> Work to be completed:
Make an exact copy of all the records, one that contains none of the pictures.

======

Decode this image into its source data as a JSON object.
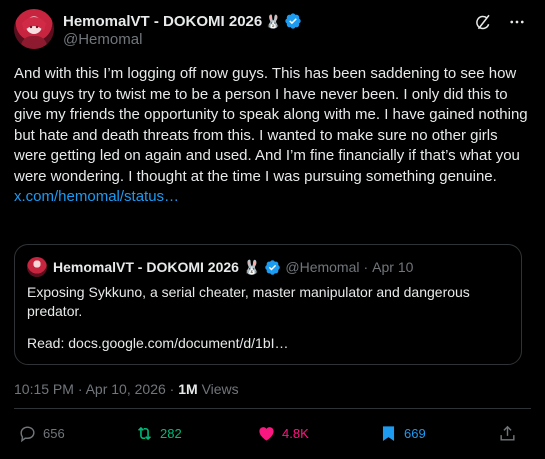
{
  "author": {
    "display_name": "HemomalVT - DOKOMI 2026",
    "name_emoji": "🐰",
    "handle": "@Hemomal"
  },
  "tweet": {
    "text": "And with this I’m logging off now guys. This has been saddening to see how you guys try to twist me to be a person I have never been. I only did this to give my friends the opportunity to speak along with me. I have gained nothing but hate and death threats from this. I wanted to make sure no other girls were getting led on again and used. And I’m fine financially if that’s what you were wondering. I thought at the time I was pursuing something genuine.",
    "link": "x.com/hemomal/status…"
  },
  "quote": {
    "display_name": "HemomalVT - DOKOMI 2026",
    "name_emoji": "🐰",
    "handle": "@Hemomal",
    "separator": "·",
    "date": "Apr 10",
    "text": "Exposing Sykkuno, a serial cheater, master manipulator and dangerous predator.",
    "read_line": "Read: docs.google.com/document/d/1bI…"
  },
  "meta": {
    "time": "10:15 PM · Apr 10, 2026 ·",
    "views_count": "1M",
    "views_label": "Views"
  },
  "actions": {
    "replies": "656",
    "reposts": "282",
    "likes": "4.8K",
    "bookmarks": "669"
  },
  "colors": {
    "background": "#000000",
    "text": "#e7e9ea",
    "secondary": "#71767b",
    "link": "#1d9bf0",
    "repost_active": "#00ba7c",
    "like_active": "#f91880",
    "bookmark_active": "#1d9bf0",
    "border": "#2f3336"
  },
  "icons": [
    "verified-badge-icon",
    "grok-icon",
    "more-icon",
    "reply-icon",
    "repost-icon",
    "like-icon",
    "bookmark-icon",
    "share-icon"
  ]
}
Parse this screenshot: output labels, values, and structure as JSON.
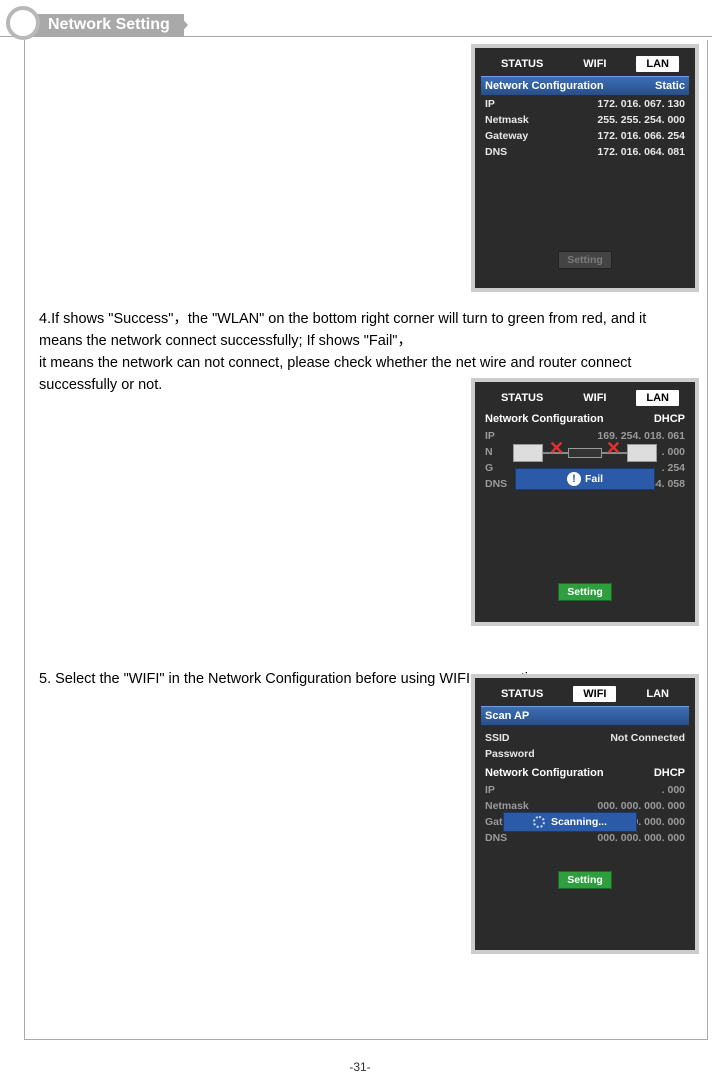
{
  "header": {
    "title": "Network Setting"
  },
  "para1": "4.If shows \"Success\"，the   \"WLAN\" on the bottom right corner will turn to green from red, and it means the network connect successfully; If shows \"Fail\"，",
  "para1b": "it means the network can not connect, please check whether the net wire and router  connect successfully or not.",
  "para2": "5. Select the \"WIFI\" in the Network Configuration before using WIFI connecting.",
  "tabs": {
    "status": "STATUS",
    "wifi": "WIFI",
    "lan": "LAN"
  },
  "labels": {
    "netconf": "Network Configuration",
    "ip": "IP",
    "netmask": "Netmask",
    "gateway": "Gateway",
    "dns": "DNS",
    "setting": "Setting",
    "scanap": "Scan AP",
    "ssid": "SSID",
    "password": "Password",
    "fail": "Fail",
    "scanning": "Scanning...",
    "notconn": "Not Connected"
  },
  "modes": {
    "static": "Static",
    "dhcp": "DHCP"
  },
  "panel1": {
    "ip": "172. 016. 067. 130",
    "netmask": "255. 255. 254. 000",
    "gateway": "172. 016. 066. 254",
    "dns": "172. 016. 064. 081"
  },
  "panel2": {
    "ip": "169. 254. 018. 061",
    "netmask": ". 000",
    "gateway": ". 254",
    "dns": "172. 016. 064. 058"
  },
  "panel3": {
    "ip": ". 000",
    "netmask": "000. 000. 000. 000",
    "gateway": "000. 000. 000. 000",
    "dns": "000. 000. 000. 000"
  },
  "pageNum": "-31-"
}
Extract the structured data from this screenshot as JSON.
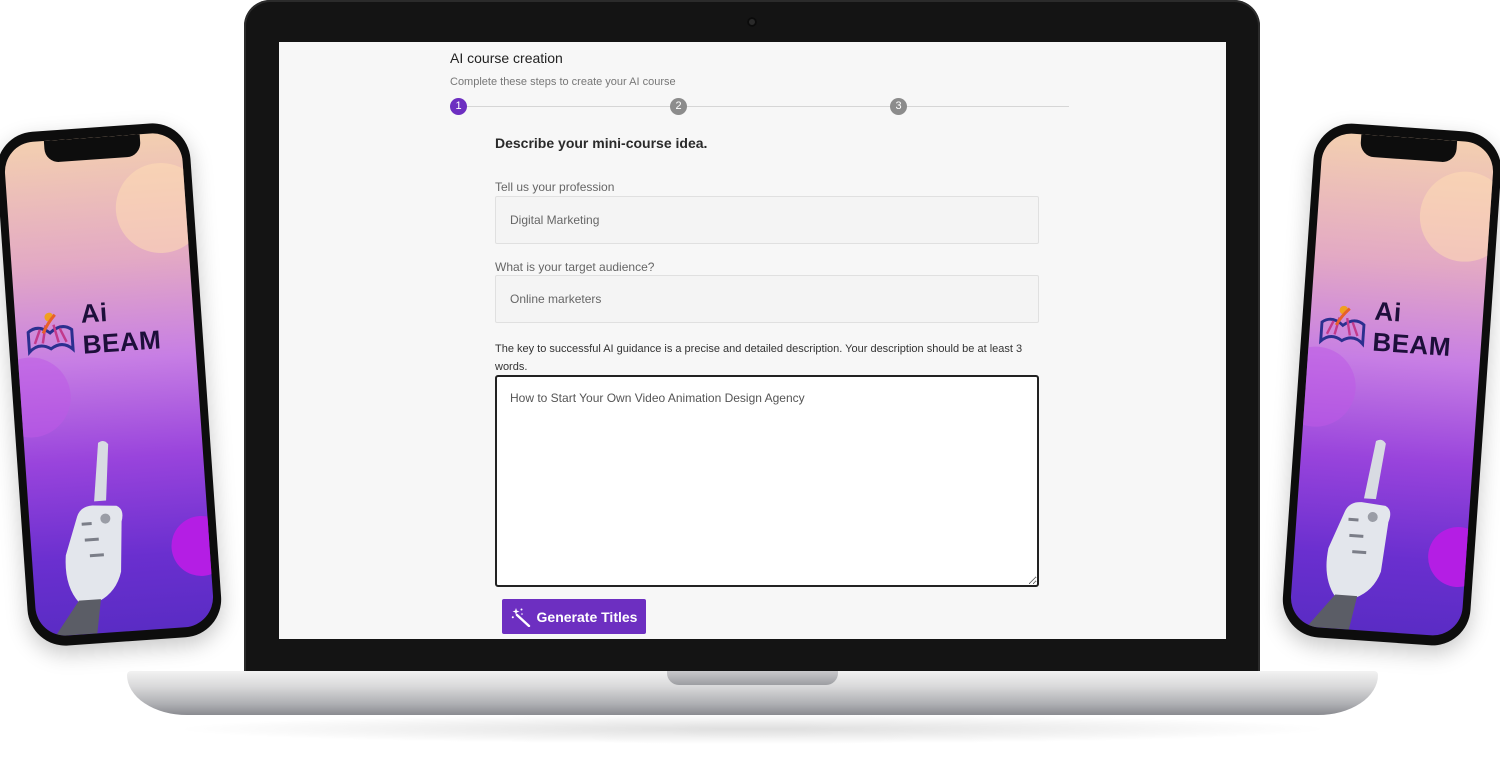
{
  "app": {
    "title": "AI course creation",
    "subtitle": "Complete these steps to create your AI course"
  },
  "steps": [
    {
      "label": "1",
      "state": "active"
    },
    {
      "label": "2",
      "state": "inactive"
    },
    {
      "label": "3",
      "state": "inactive"
    }
  ],
  "form": {
    "heading": "Describe your mini-course idea.",
    "profession": {
      "label": "Tell us your profession",
      "value": "Digital Marketing"
    },
    "audience": {
      "label": "What is your target audience?",
      "value": "Online marketers"
    },
    "description": {
      "hint": "The key to successful AI guidance is a precise and detailed description. Your description should be at least 3 words.",
      "value": "How to Start Your Own Video Animation Design Agency"
    },
    "generate_label": "Generate Titles"
  },
  "brand": {
    "name": "Ai BEAM"
  },
  "colors": {
    "accent": "#6d2fc1",
    "step_inactive": "#8c8c8c"
  },
  "icons": [
    "wand-icon",
    "brand-logo-icon",
    "robot-hand-image"
  ]
}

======

> Exercise result:
Decode this image into its source data as a JSON object.
{
  "author": {
    "display_name": "HemomalVT - DOKOMI 2026",
    "name_emoji": "🐰",
    "handle": "@Hemomal"
  },
  "tweet": {
    "text": "And with this I’m logging off now guys. This has been saddening to see how you guys try to twist me to be a person I have never been. I only did this to give my friends the opportunity to speak along with me. I have gained nothing but hate and death threats from this. I wanted to make sure no other girls were getting led on again and used. And I’m fine financially if that’s what you were wondering. I thought at the time I was pursuing something genuine.",
    "link": "x.com/hemomal/status…"
  },
  "quote": {
    "display_name": "HemomalVT - DOKOMI 2026",
    "name_emoji": "🐰",
    "handle": "@Hemomal",
    "separator": "·",
    "date": "Apr 10",
    "text": "Exposing Sykkuno, a serial cheater, master manipulator and dangerous predator.",
    "read_line": "Read: docs.google.com/document/d/1bI…"
  },
  "meta": {
    "time": "10:15 PM · Apr 10, 2026 ·",
    "views_count": "1M",
    "views_label": "Views"
  },
  "actions": {
    "replies": "656",
    "reposts": "282",
    "likes": "4.8K",
    "bookmarks": "669"
  },
  "colors": {
    "background": "#000000",
    "text": "#e7e9ea",
    "secondary": "#71767b",
    "link": "#1d9bf0",
    "repost_active": "#00ba7c",
    "like_active": "#f91880",
    "bookmark_active": "#1d9bf0",
    "border": "#2f3336"
  },
  "icons": [
    "verified-badge-icon",
    "grok-icon",
    "more-icon",
    "reply-icon",
    "repost-icon",
    "like-icon",
    "bookmark-icon",
    "share-icon"
  ]
}
Parse this screenshot: output labels, values, and structure as JSON.
{
  "header": {
    "title": "Network Setting"
  },
  "para1": "4.If shows \"Success\"，the   \"WLAN\" on the bottom right corner will turn to green from red, and it means the network connect successfully; If shows \"Fail\"，",
  "para1b": "it means the network can not connect, please check whether the net wire and router  connect successfully or not.",
  "para2": "5. Select the \"WIFI\" in the Network Configuration before using WIFI connecting.",
  "tabs": {
    "status": "STATUS",
    "wifi": "WIFI",
    "lan": "LAN"
  },
  "labels": {
    "netconf": "Network Configuration",
    "ip": "IP",
    "netmask": "Netmask",
    "gateway": "Gateway",
    "dns": "DNS",
    "setting": "Setting",
    "scanap": "Scan AP",
    "ssid": "SSID",
    "password": "Password",
    "fail": "Fail",
    "scanning": "Scanning...",
    "notconn": "Not Connected"
  },
  "modes": {
    "static": "Static",
    "dhcp": "DHCP"
  },
  "panel1": {
    "ip": "172. 016. 067. 130",
    "netmask": "255. 255. 254. 000",
    "gateway": "172. 016. 066. 254",
    "dns": "172. 016. 064. 081"
  },
  "panel2": {
    "ip": "169. 254. 018. 061",
    "netmask": ". 000",
    "gateway": ". 254",
    "dns": "172. 016. 064. 058"
  },
  "panel3": {
    "ip": ". 000",
    "netmask": "000. 000. 000. 000",
    "gateway": "000. 000. 000. 000",
    "dns": "000. 000. 000. 000"
  },
  "pageNum": "-31-"
}
Extract the structured data from this screenshot as JSON.
{
  "app": {
    "title": "AI course creation",
    "subtitle": "Complete these steps to create your AI course"
  },
  "steps": [
    {
      "label": "1",
      "state": "active"
    },
    {
      "label": "2",
      "state": "inactive"
    },
    {
      "label": "3",
      "state": "inactive"
    }
  ],
  "form": {
    "heading": "Describe your mini-course idea.",
    "profession": {
      "label": "Tell us your profession",
      "value": "Digital Marketing"
    },
    "audience": {
      "label": "What is your target audience?",
      "value": "Online marketers"
    },
    "description": {
      "hint": "The key to successful AI guidance is a precise and detailed description. Your description should be at least 3 words.",
      "value": "How to Start Your Own Video Animation Design Agency"
    },
    "generate_label": "Generate Titles"
  },
  "brand": {
    "name": "Ai BEAM"
  },
  "colors": {
    "accent": "#6d2fc1",
    "step_inactive": "#8c8c8c"
  },
  "icons": [
    "wand-icon",
    "brand-logo-icon",
    "robot-hand-image"
  ]
}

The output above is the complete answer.